Science history: Elizabeth Stern, women’s health pioneer
Canadian researcher conducted crucial studies into cervical cancer and birth control pills. Jeff Glorfeld reports.
Under the headline “One More Pioneering Woman in Science You've Probably Never Heard of”, Scientific American magazine in 2017 said of Elizabeth Stern that she “is probably one of the most significant physician-scientists who worked at the interface of epidemiology and cancer in the mid-20th century ... her groundbreaking research led the way to our modern understanding of the prevention, diagnosis and treatment of cervical cancer.”
Stern was born on September 19, 1915 in Cobalt, Ontario, Canada. She earned her medical degree from the University of Toronto in 1939 and the following year went to the United States, where she became a naturalised citizen in 1943.
She went to work at the University of California at Los Angeles School of Public Health in 1963 and expanded her research into cervical cancer, publishing several studies analysing the risk of cervical dysplasia to the development of the disease.
Writing about her on the website of US-based independent, nonprofit biomedical research institution Jackson Laboratory website, Ellen Elliott explains that dysplasia “refers to abnormal cell growth that is non-invasive to surrounding tissues”.
The writer explains that Stern’s aim was to define how cervical cells change during cancer progression, and discover whether dysplasia was a step in this process from normal cell to malignant tumour.
After exhaustive study, Stern “demonstrated that dysplasia is correlated with increased cervical cancer risk. And overall, this indicates that dysplastic cell morphology is linked to cancer development.”
The Scientific American says it is “difficult to overstate how important this discovery was to the medical community, and how innovative her theory was at the time”.
“Today dysplasia is identified during routine cervical cancer screenings using the Pap test, and patients are monitored closely for further progression to carcinoma.
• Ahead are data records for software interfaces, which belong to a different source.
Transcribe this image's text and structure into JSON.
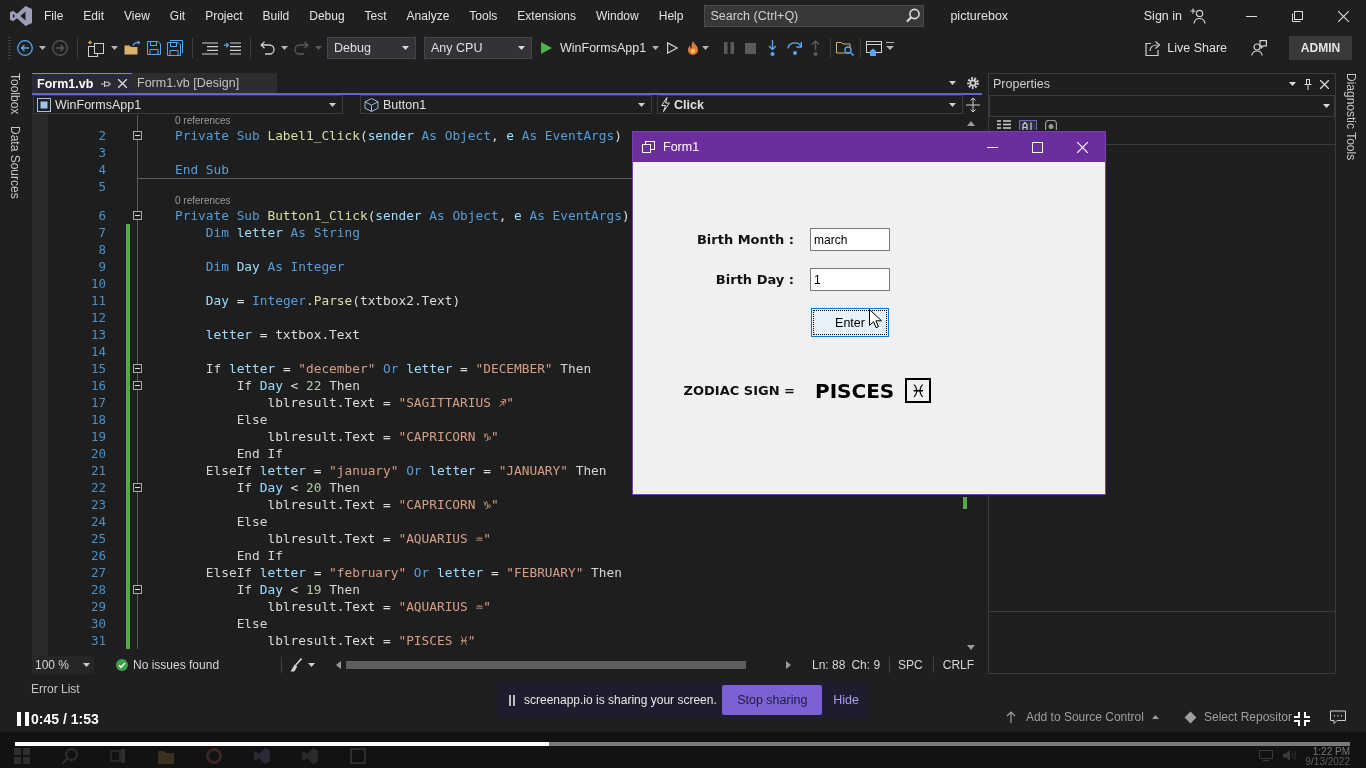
{
  "title_bar": {
    "menu": [
      "File",
      "Edit",
      "View",
      "Git",
      "Project",
      "Build",
      "Debug",
      "Test",
      "Analyze",
      "Tools",
      "Extensions",
      "Window",
      "Help"
    ],
    "search": {
      "placeholder": "Search (Ctrl+Q)"
    },
    "solution_name": "picturebox",
    "sign_in": "Sign in"
  },
  "toolbar": {
    "navigate_back": {
      "disabled": false
    },
    "navigate_forward": {
      "disabled": true
    },
    "undo": {
      "disabled": false
    },
    "redo": {
      "disabled": true
    },
    "configuration": {
      "value": "Debug"
    },
    "platform": {
      "value": "Any CPU"
    },
    "start_target": "WinFormsApp1",
    "pause": {
      "disabled": true
    },
    "stop": {
      "disabled": true
    },
    "step_into": {
      "disabled": false
    },
    "step_over": {
      "disabled": false
    },
    "step_out": {
      "disabled": true
    },
    "live_share": "Live Share",
    "account_badge": "ADMIN"
  },
  "side_tabs_left": [
    "Toolbox",
    "Data Sources"
  ],
  "editor": {
    "tabs": [
      {
        "label": "Form1.vb",
        "selected": true
      },
      {
        "label": "Form1.vb [Design]",
        "selected": false
      }
    ],
    "nav": {
      "project": "WinFormsApp1",
      "object": "Button1",
      "event": "Click"
    },
    "lines": [
      {
        "number": "2",
        "codelens": "0 references",
        "fold": true,
        "changed": false,
        "tokens": [
          {
            "kind": "keyword",
            "text": "Private Sub "
          },
          {
            "kind": "method",
            "text": "Label1_Click"
          },
          {
            "kind": "plain",
            "text": "("
          },
          {
            "kind": "variable",
            "text": "sender"
          },
          {
            "kind": "keyword",
            "text": " As Object"
          },
          {
            "kind": "plain",
            "text": ", "
          },
          {
            "kind": "variable",
            "text": "e"
          },
          {
            "kind": "keyword",
            "text": " As EventArgs"
          },
          {
            "kind": "plain",
            "text": ")"
          }
        ]
      },
      {
        "number": "3",
        "fold": false,
        "changed": false
      },
      {
        "number": "4",
        "fold": false,
        "changed": false,
        "tokens": [
          {
            "kind": "keyword",
            "text": "End Sub"
          }
        ]
      },
      {
        "number": "5",
        "fold": false,
        "changed": false
      },
      {
        "number": "6",
        "codelens": "0 references",
        "fold": true,
        "changed": false,
        "tokens": [
          {
            "kind": "keyword",
            "text": "Private Sub "
          },
          {
            "kind": "method",
            "text": "Button1_Click"
          },
          {
            "kind": "plain",
            "text": "("
          },
          {
            "kind": "variable",
            "text": "sender"
          },
          {
            "kind": "keyword",
            "text": " As Object"
          },
          {
            "kind": "plain",
            "text": ", "
          },
          {
            "kind": "variable",
            "text": "e"
          },
          {
            "kind": "keyword",
            "text": " As EventArgs"
          },
          {
            "kind": "plain",
            "text": ")"
          }
        ]
      },
      {
        "number": "7",
        "fold": false,
        "changed": true,
        "tokens": [
          {
            "kind": "keyword",
            "text": "    Dim "
          },
          {
            "kind": "variable",
            "text": "letter"
          },
          {
            "kind": "keyword",
            "text": " As String"
          }
        ]
      },
      {
        "number": "8",
        "fold": false,
        "changed": true
      },
      {
        "number": "9",
        "fold": false,
        "changed": true,
        "tokens": [
          {
            "kind": "keyword",
            "text": "    Dim "
          },
          {
            "kind": "variable",
            "text": "Day"
          },
          {
            "kind": "keyword",
            "text": " As Integer"
          }
        ]
      },
      {
        "number": "10",
        "fold": false,
        "changed": true
      },
      {
        "number": "11",
        "fold": false,
        "changed": true,
        "tokens": [
          {
            "kind": "variable",
            "text": "    Day"
          },
          {
            "kind": "plain",
            "text": " = "
          },
          {
            "kind": "keyword",
            "text": "Integer"
          },
          {
            "kind": "plain",
            "text": "."
          },
          {
            "kind": "method",
            "text": "Parse"
          },
          {
            "kind": "plain",
            "text": "(txtbox2.Text)"
          }
        ]
      },
      {
        "number": "12",
        "fold": false,
        "changed": true
      },
      {
        "number": "13",
        "fold": false,
        "changed": true,
        "tokens": [
          {
            "kind": "variable",
            "text": "    letter"
          },
          {
            "kind": "plain",
            "text": " = txtbox.Text"
          }
        ]
      },
      {
        "number": "14",
        "fold": false,
        "changed": true
      },
      {
        "number": "15",
        "fold": true,
        "changed": true,
        "tokens": [
          {
            "kind": "control",
            "text": "    If "
          },
          {
            "kind": "variable",
            "text": "letter"
          },
          {
            "kind": "plain",
            "text": " = "
          },
          {
            "kind": "string",
            "text": "\"december\""
          },
          {
            "kind": "keyword",
            "text": " Or "
          },
          {
            "kind": "variable",
            "text": "letter"
          },
          {
            "kind": "plain",
            "text": " = "
          },
          {
            "kind": "string",
            "text": "\"DECEMBER\""
          },
          {
            "kind": "control",
            "text": " Then"
          }
        ]
      },
      {
        "number": "16",
        "fold": true,
        "changed": true,
        "tokens": [
          {
            "kind": "control",
            "text": "        If "
          },
          {
            "kind": "variable",
            "text": "Day"
          },
          {
            "kind": "plain",
            "text": " < "
          },
          {
            "kind": "number",
            "text": "22"
          },
          {
            "kind": "control",
            "text": " Then"
          }
        ]
      },
      {
        "number": "17",
        "fold": false,
        "changed": true,
        "tokens": [
          {
            "kind": "plain",
            "text": "            lblresult.Text = "
          },
          {
            "kind": "string",
            "text": "\"SAGITTARIUS ♐\""
          }
        ]
      },
      {
        "number": "18",
        "fold": false,
        "changed": true,
        "tokens": [
          {
            "kind": "control",
            "text": "        Else"
          }
        ]
      },
      {
        "number": "19",
        "fold": false,
        "changed": true,
        "tokens": [
          {
            "kind": "plain",
            "text": "            lblresult.Text = "
          },
          {
            "kind": "string",
            "text": "\"CAPRICORN ♑\""
          }
        ]
      },
      {
        "number": "20",
        "fold": false,
        "changed": true,
        "tokens": [
          {
            "kind": "control",
            "text": "        End If"
          }
        ]
      },
      {
        "number": "21",
        "fold": false,
        "changed": true,
        "tokens": [
          {
            "kind": "control",
            "text": "    ElseIf "
          },
          {
            "kind": "variable",
            "text": "letter"
          },
          {
            "kind": "plain",
            "text": " = "
          },
          {
            "kind": "string",
            "text": "\"january\""
          },
          {
            "kind": "keyword",
            "text": " Or "
          },
          {
            "kind": "variable",
            "text": "letter"
          },
          {
            "kind": "plain",
            "text": " = "
          },
          {
            "kind": "string",
            "text": "\"JANUARY\""
          },
          {
            "kind": "control",
            "text": " Then"
          }
        ]
      },
      {
        "number": "22",
        "fold": true,
        "changed": true,
        "tokens": [
          {
            "kind": "control",
            "text": "        If "
          },
          {
            "kind": "variable",
            "text": "Day"
          },
          {
            "kind": "plain",
            "text": " < "
          },
          {
            "kind": "number",
            "text": "20"
          },
          {
            "kind": "control",
            "text": " Then"
          }
        ]
      },
      {
        "number": "23",
        "fold": false,
        "changed": true,
        "tokens": [
          {
            "kind": "plain",
            "text": "            lblresult.Text = "
          },
          {
            "kind": "string",
            "text": "\"CAPRICORN ♑\""
          }
        ]
      },
      {
        "number": "24",
        "fold": false,
        "changed": true,
        "tokens": [
          {
            "kind": "control",
            "text": "        Else"
          }
        ]
      },
      {
        "number": "25",
        "fold": false,
        "changed": true,
        "tokens": [
          {
            "kind": "plain",
            "text": "            lblresult.Text = "
          },
          {
            "kind": "string",
            "text": "\"AQUARIUS ♒\""
          }
        ]
      },
      {
        "number": "26",
        "fold": false,
        "changed": true,
        "tokens": [
          {
            "kind": "control",
            "text": "        End If"
          }
        ]
      },
      {
        "number": "27",
        "fold": false,
        "changed": true,
        "tokens": [
          {
            "kind": "control",
            "text": "    ElseIf "
          },
          {
            "kind": "variable",
            "text": "letter"
          },
          {
            "kind": "plain",
            "text": " = "
          },
          {
            "kind": "string",
            "text": "\"february\""
          },
          {
            "kind": "keyword",
            "text": " Or "
          },
          {
            "kind": "variable",
            "text": "letter"
          },
          {
            "kind": "plain",
            "text": " = "
          },
          {
            "kind": "string",
            "text": "\"FEBRUARY\""
          },
          {
            "kind": "control",
            "text": " Then"
          }
        ]
      },
      {
        "number": "28",
        "fold": true,
        "changed": true,
        "tokens": [
          {
            "kind": "control",
            "text": "        If "
          },
          {
            "kind": "variable",
            "text": "Day"
          },
          {
            "kind": "plain",
            "text": " < "
          },
          {
            "kind": "number",
            "text": "19"
          },
          {
            "kind": "control",
            "text": " Then"
          }
        ]
      },
      {
        "number": "29",
        "fold": false,
        "changed": true,
        "tokens": [
          {
            "kind": "plain",
            "text": "            lblresult.Text = "
          },
          {
            "kind": "string",
            "text": "\"AQUARIUS ♒\""
          }
        ]
      },
      {
        "number": "30",
        "fold": false,
        "changed": true,
        "tokens": [
          {
            "kind": "control",
            "text": "        Else"
          }
        ]
      },
      {
        "number": "31",
        "fold": false,
        "changed": true,
        "tokens": [
          {
            "kind": "plain",
            "text": "            lblresult.Text = "
          },
          {
            "kind": "string",
            "text": "\"PISCES ♓\""
          }
        ]
      }
    ],
    "status": {
      "zoom": "100 %",
      "issues": "No issues found",
      "line": "Ln: 88",
      "column": "Ch: 9",
      "whitespace": "SPC",
      "line_ending": "CRLF"
    }
  },
  "properties": {
    "title": "Properties"
  },
  "side_tabs_right": [
    "Diagnostic Tools"
  ],
  "bottom_tabs": [
    "Error List"
  ],
  "status_bar": {
    "source_control": "Add to Source Control",
    "repository": "Select Repositor"
  },
  "form_window": {
    "title": "Form1",
    "fields": [
      {
        "label": "Birth Month :",
        "value": "march"
      },
      {
        "label": "Birth Day :",
        "value": "1"
      }
    ],
    "button": {
      "label": "Enter",
      "focused": true
    },
    "result_label": "ZODIAC SIGN =",
    "result": "PISCES",
    "result_symbol": "♓"
  },
  "screen_share": {
    "message": "screenapp.io is sharing your screen.",
    "stop": "Stop sharing",
    "hide": "Hide"
  },
  "video_player": {
    "time": "0:45 / 1:53",
    "progress": {
      "level": 0.4
    }
  },
  "taskbar": {
    "time": "1:22 PM",
    "date": "9/13/2022"
  }
}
The idea that dysplasia could possibly be seen as a debatable risk factor for cancer is preposterous today, largely due to Stern’s meticulous and groundbreaking research.”
Another of her important research projects involved the possible links between birth control pill use and cervical cancer. Her results were published in Science in 1977.
At the end of a seven-year study, Ellen Elliott says, Stern found that women on the Pill had a six-fold increased risk for cervical cancer compared to nonusers, and that the medication was not safe for women.
“By 1979, birth control pill sales were decreased 24% compared to their height of popularity in the mid-1960s,” Elliott says.
“Ultimately these high-dose oestrogen pills were pulled from the market in favour of lower-dose hormone pills, which have fewer side effects and more benefits, including lowered risk of ovarian cancer and pelvic inflammatory disease.”
Stern died in 1980, of stomach cancer.